“After two weeks, I started understanding what pole dancing is all about, and I got this feeling … that [Ayoub] always talks about. If you stick around long enough, you get addicted,” explained Siwa.
“I would watch [Ayoub] do some tricks on the pole, and thought that I would love to do that. It's a discipline that requires strength. When I started unlocking some moves myself, I felt so good.”
Siwa also participated in Sunday’s Lebanon pole championship.
“I didn’t think I’d be accepted to the competition,” she said. “My friend kept hyping it, I got all excited and I’ve always wanted to perform, to get that experience.”
For her performance, Siwa’s choreography was inspired by Broadway musicals, especially the film adaptations Chicago and Burlesque, starring Cher and Christina Aguilera.
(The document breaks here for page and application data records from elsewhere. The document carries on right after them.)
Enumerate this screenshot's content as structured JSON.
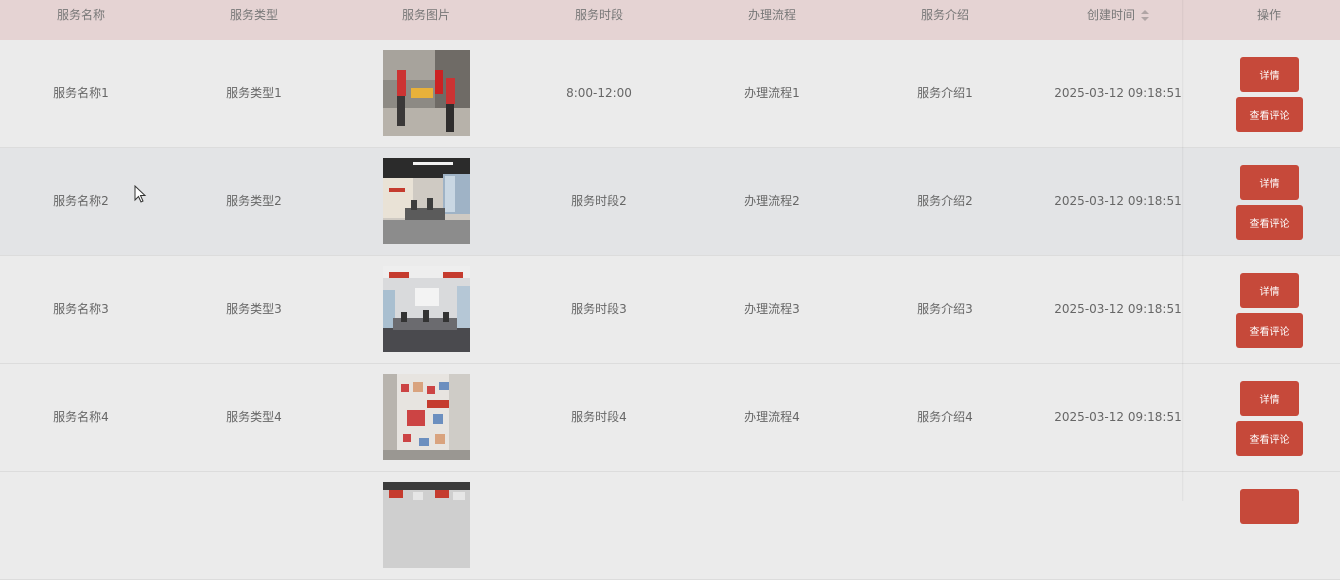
{
  "table": {
    "headers": {
      "name": "服务名称",
      "type": "服务类型",
      "image": "服务图片",
      "time": "服务时段",
      "process": "办理流程",
      "intro": "服务介绍",
      "created": "创建时间",
      "actions": "操作"
    },
    "rows": [
      {
        "name": "服务名称1",
        "type": "服务类型1",
        "time": "8:00-12:00",
        "process": "办理流程1",
        "intro": "服务介绍1",
        "created": "2025-03-12 09:18:51",
        "detail": "详情",
        "review": "查看评论"
      },
      {
        "name": "服务名称2",
        "type": "服务类型2",
        "time": "服务时段2",
        "process": "办理流程2",
        "intro": "服务介绍2",
        "created": "2025-03-12 09:18:51",
        "detail": "详情",
        "review": "查看评论"
      },
      {
        "name": "服务名称3",
        "type": "服务类型3",
        "time": "服务时段3",
        "process": "办理流程3",
        "intro": "服务介绍3",
        "created": "2025-03-12 09:18:51",
        "detail": "详情",
        "review": "查看评论"
      },
      {
        "name": "服务名称4",
        "type": "服务类型4",
        "time": "服务时段4",
        "process": "办理流程4",
        "intro": "服务介绍4",
        "created": "2025-03-12 09:18:51",
        "detail": "详情",
        "review": "查看评论"
      }
    ]
  },
  "colors": {
    "header_bg": "#e5d3d3",
    "button": "#c6493a",
    "row_alt": "#e3e4e6"
  },
  "icons": {
    "sort": "sort-caret-icon",
    "cursor": "mouse-pointer-icon"
  }
}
The extravagant, dramatic form suits Siwa’s dance persona.
“I wanted to have fun with my performance. So that's what I did. It required some acting at the beginning, which I was so thrilled with. I felt like I was embodying a new character, and it felt amazing to be on stage,” she recalled. “I was super anxious before coming on stage, I was gonna throw up. I thought, oh my God, no, I can't do this.”
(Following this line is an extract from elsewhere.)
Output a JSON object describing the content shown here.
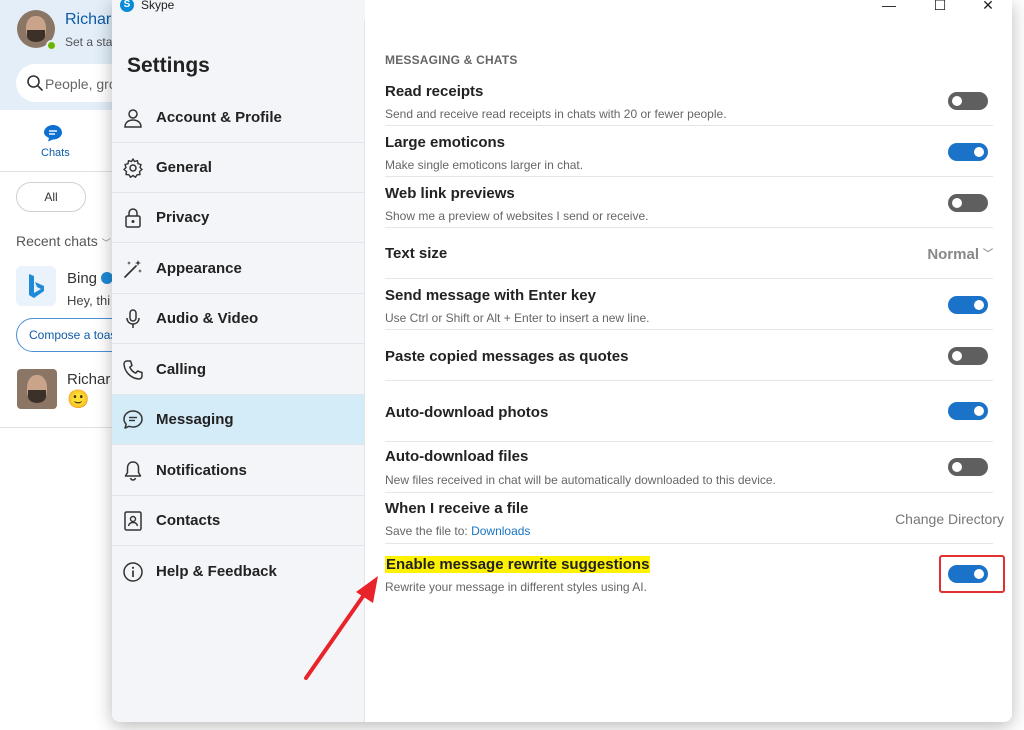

As soon as Siwa stepped on stage and heard her song blasting from the PA system,, her anxiety evaporated, she said. Long hours of training, occasionally failing and feeling like an imposter are episodes of a journey that she cherishes.
She didn’t win but Siwa is still glad she performed. “I was so proud of myself, and it made me never want to ditch pole dancing anytime soon,” she said. “I'm making it a goal to incorporate it in my weekly dance classes and schedule. This competition had such a lovely vibe. I felt so much love.”
The winner of the semi-pro Pole Prov category of the Lebanon pole championship spoke to L’Orient Today but also asked to remain anonymous.
“As a kid, I've always loved dancing and performing,” he said. “The region I’m from in Beirut did not allow me to pursue anything related to dance. It was just always a hobby. It stopped being a thing when I realized that I was not supposed to be dancing the way I was.”
After he stopped, it was a challenge finding a sport he actually enjoyed. “I hated the gym my entire life,,” he said. “In 2017, I was working out at a gym, and I saw the poles [in a studio]. That's how I got into it. It was a beautiful escape from my day job. It was a great form of self expression. At the same time, it was an athletic exercise. It helped me become [more fit] and gain a lot of confidence.”
Soon enough, pole dancing classes provided an expressive escape, where he could dance as he pleased, be it lyrical or exotic or any other form of dance. That was five years ago. His win on Sunday was the cherry on top, but not the end of his journey.
“Because I do have [my day job], I chose this to be my little secret for my little group of friends. We live in a country that has a lot of taboos. People would not understand the contrast between my job and this. So, I chose to keep that for myself.”
As for his performance, he said it was that story of his little self that always wanted to be seen, but was never able to show.
Pole dancing has given people a means of expression that is mentally, emotionally and physically taxing and incredibly rewarding. As the community expands, the public’s understanding of the sport has also grown. It remains a taboo in many circles, but many are no longer afraid to try and appreciate their bodies for the intense efforts the pole demands.
“I think that there's so much love that comes with pole dancing and so much passion — from the people teaching it to the people doing it. People are starting to see this, connect with this and understand that it's very rewarding,” said Ayoub. “It's a healing journey for so many or just absolute love and passion for others.”
“When I was leaving my old job, I heard many times ‘Watch out.’ ‘It's just a trend,’ people would tell me. Seven years later, it's booming more than ever. It's definitely here to say.”